SOURCE DATA below:

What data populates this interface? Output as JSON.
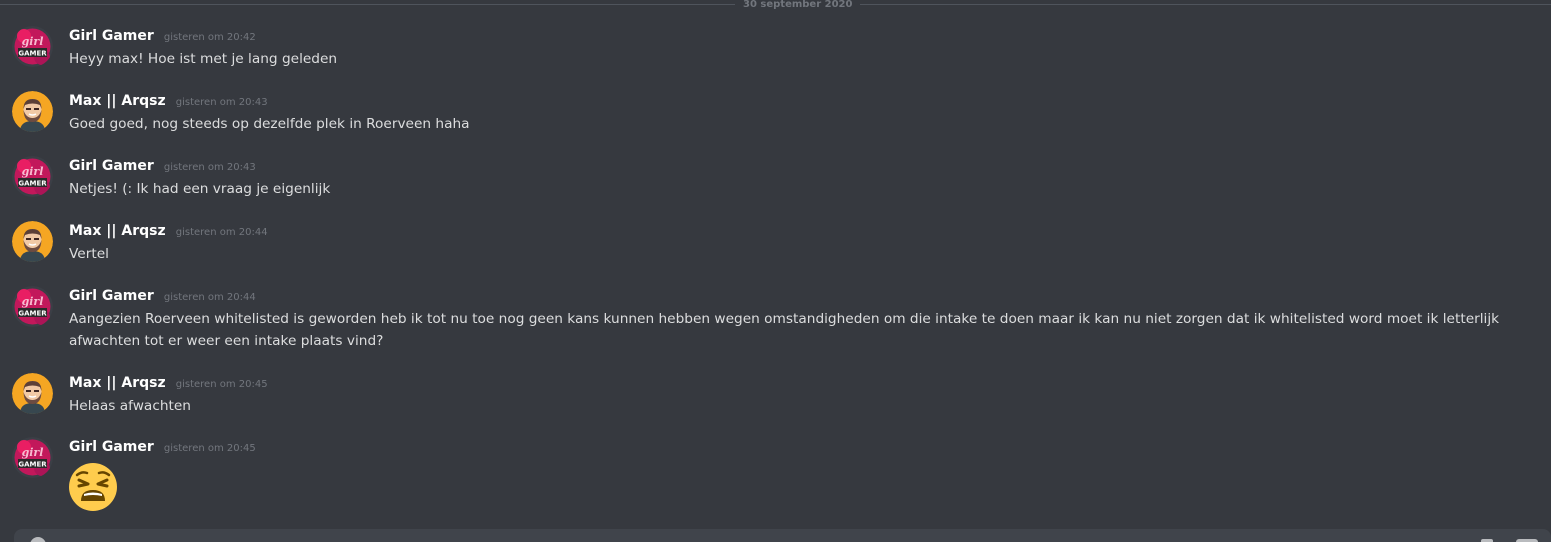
{
  "date_divider": "30 september 2020",
  "messages": [
    {
      "author": "Girl Gamer",
      "avatar": "girl-gamer-logo",
      "timestamp": "gisteren om 20:42",
      "text": "Heyy max! Hoe ist met je lang geleden"
    },
    {
      "author": "Max || Arqsz",
      "avatar": "bearded-man-avatar",
      "timestamp": "gisteren om 20:43",
      "text": "Goed goed, nog steeds op dezelfde plek in Roerveen haha"
    },
    {
      "author": "Girl Gamer",
      "avatar": "girl-gamer-logo",
      "timestamp": "gisteren om 20:43",
      "text": "Netjes! (: Ik had een vraag je eigenlijk"
    },
    {
      "author": "Max || Arqsz",
      "avatar": "bearded-man-avatar",
      "timestamp": "gisteren om 20:44",
      "text": "Vertel"
    },
    {
      "author": "Girl Gamer",
      "avatar": "girl-gamer-logo",
      "timestamp": "gisteren om 20:44",
      "text": "Aangezien Roerveen whitelisted is geworden heb ik tot nu toe nog geen kans kunnen hebben wegen omstandigheden om die intake te doen maar ik kan nu niet zorgen dat ik whitelisted word moet ik letterlijk afwachten tot er weer een intake plaats vind?"
    },
    {
      "author": "Max || Arqsz",
      "avatar": "bearded-man-avatar",
      "timestamp": "gisteren om 20:45",
      "text": "Helaas afwachten"
    },
    {
      "author": "Girl Gamer",
      "avatar": "girl-gamer-logo",
      "timestamp": "gisteren om 20:45",
      "text": "",
      "emoji": "weary-face-emoji"
    }
  ],
  "colors": {
    "background": "#36393f",
    "username": "#ffffff",
    "message_text": "#dcddde",
    "timestamp": "#72767d",
    "input_bar": "#40444b",
    "emoji_yellow": "#ffcc4d",
    "avatar_pink": "#c2185b",
    "avatar_orange": "#f5a623"
  }
}
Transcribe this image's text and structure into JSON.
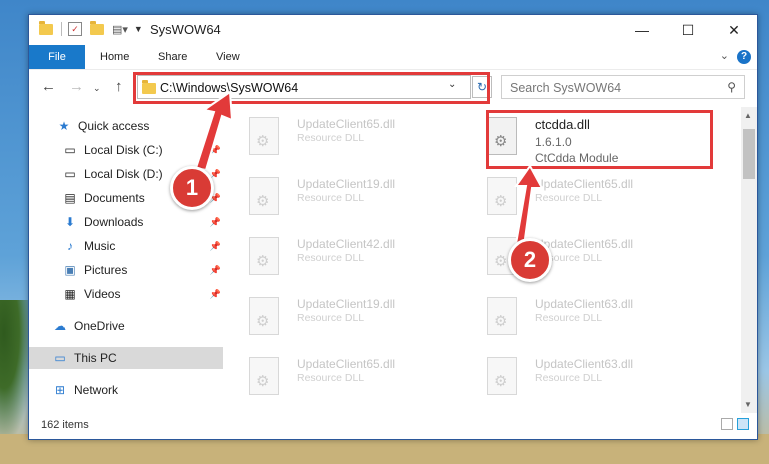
{
  "window": {
    "title": "SysWOW64"
  },
  "ribbon": {
    "tabs": [
      "File",
      "Home",
      "Share",
      "View"
    ]
  },
  "address": {
    "path": "C:\\Windows\\SysWOW64"
  },
  "search": {
    "placeholder": "Search SysWOW64"
  },
  "nav": {
    "quick_access": "Quick access",
    "items": [
      {
        "label": "Local Disk (C:)",
        "pinned": true
      },
      {
        "label": "Local Disk (D:)",
        "pinned": true
      },
      {
        "label": "Documents",
        "pinned": true
      },
      {
        "label": "Downloads",
        "pinned": true
      },
      {
        "label": "Music",
        "pinned": true
      },
      {
        "label": "Pictures",
        "pinned": true
      },
      {
        "label": "Videos",
        "pinned": true
      }
    ],
    "onedrive": "OneDrive",
    "this_pc": "This PC",
    "network": "Network"
  },
  "files": {
    "left": [
      {
        "name": "UpdateClient65.dll",
        "desc": "Resource DLL"
      },
      {
        "name": "UpdateClient19.dll",
        "desc": "Resource DLL"
      },
      {
        "name": "UpdateClient42.dll",
        "desc": "Resource DLL"
      },
      {
        "name": "UpdateClient19.dll",
        "desc": "Resource DLL"
      },
      {
        "name": "UpdateClient65.dll",
        "desc": "Resource DLL"
      }
    ],
    "right": [
      {
        "name": "UpdateClient65.dll",
        "desc": "Resource DLL"
      },
      {
        "name": "UpdateClient65.dll",
        "desc": "Resource DLL"
      },
      {
        "name": "UpdateClient63.dll",
        "desc": "Resource DLL"
      },
      {
        "name": "UpdateClient63.dll",
        "desc": "Resource DLL"
      }
    ],
    "highlighted": {
      "name": "ctcdda.dll",
      "version": "1.6.1.0",
      "description": "CtCdda Module"
    }
  },
  "status": {
    "items": "162 items"
  },
  "annotations": {
    "badge1": "1",
    "badge2": "2",
    "color": "#e23a3a"
  }
}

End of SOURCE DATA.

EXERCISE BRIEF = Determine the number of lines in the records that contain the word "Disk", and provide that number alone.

ANSWER AREA = 2